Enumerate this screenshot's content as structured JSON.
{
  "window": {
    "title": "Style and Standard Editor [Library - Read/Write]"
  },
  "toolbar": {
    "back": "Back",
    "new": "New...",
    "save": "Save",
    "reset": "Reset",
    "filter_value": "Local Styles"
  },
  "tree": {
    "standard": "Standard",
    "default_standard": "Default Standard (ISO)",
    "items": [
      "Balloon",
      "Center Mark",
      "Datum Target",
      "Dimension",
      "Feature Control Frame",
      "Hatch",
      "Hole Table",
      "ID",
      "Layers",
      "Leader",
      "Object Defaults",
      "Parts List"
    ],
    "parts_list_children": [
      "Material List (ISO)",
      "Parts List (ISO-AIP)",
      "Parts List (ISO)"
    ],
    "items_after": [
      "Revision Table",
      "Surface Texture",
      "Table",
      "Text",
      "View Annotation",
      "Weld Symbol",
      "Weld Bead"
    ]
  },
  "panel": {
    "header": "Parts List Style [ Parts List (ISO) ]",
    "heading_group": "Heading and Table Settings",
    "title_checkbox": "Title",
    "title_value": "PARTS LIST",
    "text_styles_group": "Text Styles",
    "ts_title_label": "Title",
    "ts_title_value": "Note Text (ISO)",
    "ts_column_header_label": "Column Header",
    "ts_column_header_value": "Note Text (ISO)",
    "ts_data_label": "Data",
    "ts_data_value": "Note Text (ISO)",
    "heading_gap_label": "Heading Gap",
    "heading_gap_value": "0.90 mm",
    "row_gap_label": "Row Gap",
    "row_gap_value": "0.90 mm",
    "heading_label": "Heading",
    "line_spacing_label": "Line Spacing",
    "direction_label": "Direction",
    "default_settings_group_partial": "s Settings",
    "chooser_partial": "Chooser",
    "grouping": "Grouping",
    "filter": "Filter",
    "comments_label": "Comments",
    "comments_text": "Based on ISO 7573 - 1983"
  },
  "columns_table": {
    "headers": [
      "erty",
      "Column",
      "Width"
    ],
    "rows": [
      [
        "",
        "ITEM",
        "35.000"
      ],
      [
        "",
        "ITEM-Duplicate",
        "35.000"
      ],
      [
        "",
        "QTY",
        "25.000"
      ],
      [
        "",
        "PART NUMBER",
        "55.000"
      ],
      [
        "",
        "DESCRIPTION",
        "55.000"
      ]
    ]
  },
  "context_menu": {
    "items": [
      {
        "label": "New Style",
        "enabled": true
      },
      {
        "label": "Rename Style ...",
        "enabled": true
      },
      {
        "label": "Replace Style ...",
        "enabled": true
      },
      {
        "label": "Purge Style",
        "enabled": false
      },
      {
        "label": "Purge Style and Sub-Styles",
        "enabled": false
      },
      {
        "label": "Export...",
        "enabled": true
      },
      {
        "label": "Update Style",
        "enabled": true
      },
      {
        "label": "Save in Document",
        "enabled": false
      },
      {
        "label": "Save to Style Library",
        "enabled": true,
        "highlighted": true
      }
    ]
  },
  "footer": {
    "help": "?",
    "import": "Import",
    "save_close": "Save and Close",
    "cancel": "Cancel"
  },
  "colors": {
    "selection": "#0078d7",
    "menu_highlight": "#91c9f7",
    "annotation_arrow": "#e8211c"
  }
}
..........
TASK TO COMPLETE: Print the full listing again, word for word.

REPLY:
Enumerate this screenshot's content as structured JSON.
{
  "window": {
    "title": "Style and Standard Editor [Library - Read/Write]"
  },
  "toolbar": {
    "back": "Back",
    "new": "New...",
    "save": "Save",
    "reset": "Reset",
    "filter_value": "Local Styles"
  },
  "tree": {
    "standard": "Standard",
    "default_standard": "Default Standard (ISO)",
    "items": [
      "Balloon",
      "Center Mark",
      "Datum Target",
      "Dimension",
      "Feature Control Frame",
      "Hatch",
      "Hole Table",
      "ID",
      "Layers",
      "Leader",
      "Object Defaults",
      "Parts List"
    ],
    "parts_list_children": [
      "Material List (ISO)",
      "Parts List (ISO-AIP)",
      "Parts List (ISO)"
    ],
    "items_after": [
      "Revision Table",
      "Surface Texture",
      "Table",
      "Text",
      "View Annotation",
      "Weld Symbol",
      "Weld Bead"
    ]
  },
  "panel": {
    "header": "Parts List Style [ Parts List (ISO) ]",
    "heading_group": "Heading and Table Settings",
    "title_checkbox": "Title",
    "title_value": "PARTS LIST",
    "text_styles_group": "Text Styles",
    "ts_title_label": "Title",
    "ts_title_value": "Note Text (ISO)",
    "ts_column_header_label": "Column Header",
    "ts_column_header_value": "Note Text (ISO)",
    "ts_data_label": "Data",
    "ts_data_value": "Note Text (ISO)",
    "heading_gap_label": "Heading Gap",
    "heading_gap_value": "0.90 mm",
    "row_gap_label": "Row Gap",
    "row_gap_value": "0.90 mm",
    "heading_label": "Heading",
    "line_spacing_label": "Line Spacing",
    "direction_label": "Direction",
    "default_settings_group_partial": "s Settings",
    "chooser_partial": "Chooser",
    "grouping": "Grouping",
    "filter": "Filter",
    "comments_label": "Comments",
    "comments_text": "Based on ISO 7573 - 1983"
  },
  "columns_table": {
    "headers": [
      "erty",
      "Column",
      "Width"
    ],
    "rows": [
      [
        "",
        "ITEM",
        "35.000"
      ],
      [
        "",
        "ITEM-Duplicate",
        "35.000"
      ],
      [
        "",
        "QTY",
        "25.000"
      ],
      [
        "",
        "PART NUMBER",
        "55.000"
      ],
      [
        "",
        "DESCRIPTION",
        "55.000"
      ]
    ]
  },
  "context_menu": {
    "items": [
      {
        "label": "New Style",
        "enabled": true
      },
      {
        "label": "Rename Style ...",
        "enabled": true
      },
      {
        "label": "Replace Style ...",
        "enabled": true
      },
      {
        "label": "Purge Style",
        "enabled": false
      },
      {
        "label": "Purge Style and Sub-Styles",
        "enabled": false
      },
      {
        "label": "Export...",
        "enabled": true
      },
      {
        "label": "Update Style",
        "enabled": true
      },
      {
        "label": "Save in Document",
        "enabled": false
      },
      {
        "label": "Save to Style Library",
        "enabled": true,
        "highlighted": true
      }
    ]
  },
  "footer": {
    "help": "?",
    "import": "Import",
    "save_close": "Save and Close",
    "cancel": "Cancel"
  },
  "colors": {
    "selection": "#0078d7",
    "menu_highlight": "#91c9f7",
    "annotation_arrow": "#e8211c"
  }
}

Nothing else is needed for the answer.